Like other regions such as British Columbia, the U.K. has been working to attract VFX business, having announced new incentives last December that come into effect in April. The measures ensure that tax credits are available at 25 percent on the first £20 million of qualifying production spend. The proportion of a film’s budget that must be invested in the U.K. for a production to qualify for tax benefits is being reduced, from 25 percent to 10 percent.
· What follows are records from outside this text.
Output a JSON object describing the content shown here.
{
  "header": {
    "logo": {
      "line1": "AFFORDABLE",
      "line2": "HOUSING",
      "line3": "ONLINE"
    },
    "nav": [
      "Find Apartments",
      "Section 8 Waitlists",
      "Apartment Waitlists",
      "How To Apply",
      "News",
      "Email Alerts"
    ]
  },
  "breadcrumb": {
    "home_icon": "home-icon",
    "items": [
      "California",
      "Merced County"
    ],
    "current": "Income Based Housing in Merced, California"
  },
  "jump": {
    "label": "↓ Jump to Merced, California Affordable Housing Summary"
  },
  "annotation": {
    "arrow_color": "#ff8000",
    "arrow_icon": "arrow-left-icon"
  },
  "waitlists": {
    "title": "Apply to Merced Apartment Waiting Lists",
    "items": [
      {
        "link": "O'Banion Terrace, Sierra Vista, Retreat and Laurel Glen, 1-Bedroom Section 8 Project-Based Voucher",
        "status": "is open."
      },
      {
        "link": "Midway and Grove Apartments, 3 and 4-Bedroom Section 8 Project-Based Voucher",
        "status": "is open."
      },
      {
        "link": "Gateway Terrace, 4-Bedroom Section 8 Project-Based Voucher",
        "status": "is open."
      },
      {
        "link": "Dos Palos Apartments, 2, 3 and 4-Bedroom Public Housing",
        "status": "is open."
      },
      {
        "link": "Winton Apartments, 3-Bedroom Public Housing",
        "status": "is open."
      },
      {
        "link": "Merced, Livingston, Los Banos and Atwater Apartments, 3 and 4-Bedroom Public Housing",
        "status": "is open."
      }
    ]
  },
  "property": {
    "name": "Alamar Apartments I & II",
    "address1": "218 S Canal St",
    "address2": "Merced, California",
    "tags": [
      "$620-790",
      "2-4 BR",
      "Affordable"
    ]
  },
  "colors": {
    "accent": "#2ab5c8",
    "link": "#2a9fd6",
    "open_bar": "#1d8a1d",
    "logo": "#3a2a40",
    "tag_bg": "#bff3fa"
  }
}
Brennan said she expects the opening of ILM London to have a “very positive effect” on the U.K. VFX industry. “When you bring a new studio into a location, there is going to be a period of angst and honestly a little disruption in the ecosystem there for a little bit,” she admitted. “But I think the fact that we have the history and this work coming in, for the community it will bring an extra level of stability and we really look forward to being good members of the London VFX community.”
Star Wars: Episode VII is scheduled for a Dec. 18, 2015 release, while the upcoming Avenger film is slated to open May 1, 2015. Additionally, ILM’s global slate includes Jurassic World, Transformers: Age of Extinction, Teenage Mutant Ninja Turtles, Tomorrowland, Warcraft, Luc Besson’s Lucy and Angelina Jolie’s Unbroken. The company is also wrapping up work on Noah and Captain America: The Winter Soldier.
With this “backbone” of work, ILM is also applying for grants for training and also research & development, a key component to its growth strategy. “We are doing a lot of investment in tools that I think can revolutionize the industry over the next 10 years,” Brennan said. “Things such as real-time rendering technology are really going to change our industry.”
To that end, Brennan plans to further develop ILM’s relationship with Disney Research bases in Zurich and Scotland. “We work with them currently using their facial animation software, Medusa,” she said. “You can definitely expect some further close collaboration with Disney Research. We are specifically looking to expand that in the U.K..”
There are currently no plans in place to bring Lucasfilm’s Skywalker Sound to the U.K., though Brennan isn’t ruling that out.
On ILM’s global business, she said, “We’re in a very healthy place.” In addition to its expansion into the U.K., its Vancouver unit led by supervising producer Randal Shore is beginning to operate out of a new, larger facility in the city’s Gastown section, which Brennan said would allow that team to double from 100 to 200 employees.
Additionally, Lucasfilm recently opened ILM Singapore’s new facility — led by its general manager, former head of the U.K. Film Commission Colin Brown — which is part of the 22,500-square-meter “Sandcrawler” building, named after the Jawas’ vehicle in Star Wars Episode IV. Said Brennan: “We have built the talent base there, and now not only are they doing work for San Francisco, they are now seeking out work in the region. That is very important to us.”
Work created at ILM this past year has received Academy Award nominations, for Star Trek Into Darkness and The Lone Ranger; and BAFTA nominations, for Pacific Rim and Star Trek Into Darkness. Additionally, this weekend two of the company’s technologies will receive Technical Academy Awards.
Adrian Pennington contributed to this report.
Sign up for THR news straight to your inbox every day